Category Five Major Hurricane Irma continues to track west-northwestward, now located northwest of Puerto Rico.
Several deaths and destruction have been reported across islands in the northern Caribbean.
Irma will continue to track to the west-northwest for the next few days over very warm water and with little in the way of wind shear or dry mid-level air. To put it simply, Irma will remain an incredibly strong hurricane.
In fact, some re-intensification may occur as it approaches Florida later Friday into Saturday. This is also the time that we will be watching for a northward turn. This turn is crucial to Irma’s eventual track and any impacts to the Coastal Empire and Lowcountry.
The timing of impacts, thankfully, is more certain.
In a worst-case scenario, tropical storm conditions will begin across coastal waters and communities closer to the Florida state line Sunday night. Widespread tropical storm force winds will occur by sunrise Monday. Hurricane force winds will occur in many communities by early Monday afternoon; persisting into Monday evening.
If this morning’s forecast track from the National Hurricane Center is 100-percent correct, we would be dealing with a landfall Category Two or Three Hurricane Irma late Monday afternoon or evening.
You need to prepare for the worst-case hurricane force winds. If you live in a surge-prone location, also be prepared to be told to evacuate. Evacuation remains a possibility, not a certainty at this point.
The timeline and impact scale above is subject to change as the forecast evolves. Irma may make landfall anywhere between southern Florida and the Pee Dee of South Carolina or extreme southern North Carolina.

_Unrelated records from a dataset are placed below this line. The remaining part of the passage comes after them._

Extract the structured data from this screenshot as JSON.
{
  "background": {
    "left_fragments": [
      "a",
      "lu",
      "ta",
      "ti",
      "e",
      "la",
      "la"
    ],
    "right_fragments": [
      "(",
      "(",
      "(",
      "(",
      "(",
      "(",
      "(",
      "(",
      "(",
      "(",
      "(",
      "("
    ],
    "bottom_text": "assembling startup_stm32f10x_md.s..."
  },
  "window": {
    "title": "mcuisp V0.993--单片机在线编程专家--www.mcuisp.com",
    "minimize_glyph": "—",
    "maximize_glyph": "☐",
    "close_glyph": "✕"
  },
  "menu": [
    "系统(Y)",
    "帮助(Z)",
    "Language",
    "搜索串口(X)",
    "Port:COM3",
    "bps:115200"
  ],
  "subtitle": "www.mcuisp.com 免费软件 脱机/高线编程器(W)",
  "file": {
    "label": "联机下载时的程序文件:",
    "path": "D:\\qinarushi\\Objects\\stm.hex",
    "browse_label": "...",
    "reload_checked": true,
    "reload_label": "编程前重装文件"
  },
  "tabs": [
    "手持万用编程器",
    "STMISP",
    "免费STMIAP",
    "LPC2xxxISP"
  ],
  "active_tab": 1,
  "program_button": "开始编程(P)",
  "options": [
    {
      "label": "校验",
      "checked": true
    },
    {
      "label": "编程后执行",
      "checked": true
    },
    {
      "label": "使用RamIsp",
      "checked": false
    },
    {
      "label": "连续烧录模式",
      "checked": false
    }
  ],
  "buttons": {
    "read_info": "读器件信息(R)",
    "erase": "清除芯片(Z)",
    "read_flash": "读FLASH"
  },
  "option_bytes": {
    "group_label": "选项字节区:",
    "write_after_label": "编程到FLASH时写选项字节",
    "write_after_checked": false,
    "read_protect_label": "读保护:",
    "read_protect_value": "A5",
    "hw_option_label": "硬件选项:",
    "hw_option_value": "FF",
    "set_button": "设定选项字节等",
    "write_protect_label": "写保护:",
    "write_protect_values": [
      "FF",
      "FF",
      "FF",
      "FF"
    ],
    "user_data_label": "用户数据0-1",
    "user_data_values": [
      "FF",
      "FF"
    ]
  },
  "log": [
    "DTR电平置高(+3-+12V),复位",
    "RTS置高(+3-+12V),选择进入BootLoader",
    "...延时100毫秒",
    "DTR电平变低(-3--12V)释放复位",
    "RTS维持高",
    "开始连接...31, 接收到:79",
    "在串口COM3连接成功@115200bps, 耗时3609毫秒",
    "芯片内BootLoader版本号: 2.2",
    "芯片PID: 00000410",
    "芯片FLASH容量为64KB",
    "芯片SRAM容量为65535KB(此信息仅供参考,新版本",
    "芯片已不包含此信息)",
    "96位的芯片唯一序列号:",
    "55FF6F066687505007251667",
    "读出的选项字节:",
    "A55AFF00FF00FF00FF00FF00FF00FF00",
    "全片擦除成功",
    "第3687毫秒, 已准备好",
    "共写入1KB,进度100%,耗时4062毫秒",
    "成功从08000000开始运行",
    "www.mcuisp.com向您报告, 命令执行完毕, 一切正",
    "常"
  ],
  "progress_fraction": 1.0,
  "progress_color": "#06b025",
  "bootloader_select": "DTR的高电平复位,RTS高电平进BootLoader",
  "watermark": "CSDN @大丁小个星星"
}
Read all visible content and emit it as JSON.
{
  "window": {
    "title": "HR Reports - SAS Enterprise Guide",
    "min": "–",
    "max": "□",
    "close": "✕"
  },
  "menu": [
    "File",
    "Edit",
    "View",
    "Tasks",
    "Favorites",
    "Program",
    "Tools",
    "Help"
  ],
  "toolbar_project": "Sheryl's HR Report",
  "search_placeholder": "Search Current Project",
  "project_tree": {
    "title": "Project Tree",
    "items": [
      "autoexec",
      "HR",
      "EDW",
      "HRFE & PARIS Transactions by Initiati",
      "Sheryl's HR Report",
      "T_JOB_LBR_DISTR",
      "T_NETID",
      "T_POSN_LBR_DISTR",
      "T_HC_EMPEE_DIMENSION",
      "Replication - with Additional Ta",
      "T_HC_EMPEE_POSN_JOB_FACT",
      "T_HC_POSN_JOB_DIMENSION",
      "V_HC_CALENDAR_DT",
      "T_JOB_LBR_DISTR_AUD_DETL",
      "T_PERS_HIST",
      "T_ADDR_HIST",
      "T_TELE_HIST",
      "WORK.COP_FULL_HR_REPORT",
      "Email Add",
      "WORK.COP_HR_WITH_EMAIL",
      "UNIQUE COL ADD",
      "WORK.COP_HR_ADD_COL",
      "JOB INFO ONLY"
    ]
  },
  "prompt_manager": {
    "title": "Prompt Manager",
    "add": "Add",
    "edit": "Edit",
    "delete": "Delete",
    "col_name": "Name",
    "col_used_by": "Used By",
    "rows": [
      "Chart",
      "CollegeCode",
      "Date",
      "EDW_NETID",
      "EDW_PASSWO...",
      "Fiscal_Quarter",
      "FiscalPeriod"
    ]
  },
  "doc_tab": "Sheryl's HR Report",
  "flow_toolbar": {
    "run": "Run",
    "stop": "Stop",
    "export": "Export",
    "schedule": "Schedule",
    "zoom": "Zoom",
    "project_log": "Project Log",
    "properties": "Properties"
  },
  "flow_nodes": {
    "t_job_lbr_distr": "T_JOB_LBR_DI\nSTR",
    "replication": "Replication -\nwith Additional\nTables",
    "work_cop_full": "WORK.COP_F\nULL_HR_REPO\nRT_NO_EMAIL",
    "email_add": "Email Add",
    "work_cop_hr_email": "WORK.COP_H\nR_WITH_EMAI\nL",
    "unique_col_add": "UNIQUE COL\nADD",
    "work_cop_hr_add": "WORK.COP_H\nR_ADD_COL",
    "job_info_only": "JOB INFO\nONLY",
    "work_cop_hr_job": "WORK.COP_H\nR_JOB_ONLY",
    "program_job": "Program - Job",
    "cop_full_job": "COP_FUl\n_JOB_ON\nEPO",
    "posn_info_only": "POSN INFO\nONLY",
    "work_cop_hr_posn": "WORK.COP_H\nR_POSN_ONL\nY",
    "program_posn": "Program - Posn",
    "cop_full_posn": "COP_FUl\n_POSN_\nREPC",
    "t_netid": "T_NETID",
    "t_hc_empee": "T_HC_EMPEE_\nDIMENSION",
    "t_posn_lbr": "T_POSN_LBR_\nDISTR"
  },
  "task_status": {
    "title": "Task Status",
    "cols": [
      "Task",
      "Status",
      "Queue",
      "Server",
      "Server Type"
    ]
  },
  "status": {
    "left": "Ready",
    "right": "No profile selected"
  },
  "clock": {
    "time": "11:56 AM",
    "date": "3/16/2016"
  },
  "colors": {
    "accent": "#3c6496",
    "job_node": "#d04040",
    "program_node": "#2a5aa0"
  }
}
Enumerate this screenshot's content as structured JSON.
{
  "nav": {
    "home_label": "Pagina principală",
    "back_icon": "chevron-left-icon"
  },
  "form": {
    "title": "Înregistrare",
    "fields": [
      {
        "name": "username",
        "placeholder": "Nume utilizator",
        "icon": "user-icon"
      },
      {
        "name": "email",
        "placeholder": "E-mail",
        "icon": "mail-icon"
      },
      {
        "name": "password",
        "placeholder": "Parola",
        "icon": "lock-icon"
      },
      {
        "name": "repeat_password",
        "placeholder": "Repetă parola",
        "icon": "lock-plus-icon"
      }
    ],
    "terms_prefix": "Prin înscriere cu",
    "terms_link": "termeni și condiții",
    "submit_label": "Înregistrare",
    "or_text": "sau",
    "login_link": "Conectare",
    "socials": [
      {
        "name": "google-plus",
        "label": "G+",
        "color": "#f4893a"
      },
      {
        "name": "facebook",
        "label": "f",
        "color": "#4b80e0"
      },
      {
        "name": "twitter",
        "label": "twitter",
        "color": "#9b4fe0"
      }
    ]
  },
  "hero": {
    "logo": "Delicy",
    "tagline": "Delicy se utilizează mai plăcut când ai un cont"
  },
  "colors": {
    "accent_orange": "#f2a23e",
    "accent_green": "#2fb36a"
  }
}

We will continue to update you over the next several days. Please stay with WTOC, your tropical weather authority, for coverage you can count on.
Here's our Facebook LIVE update from 7:06 a.m. (9/7):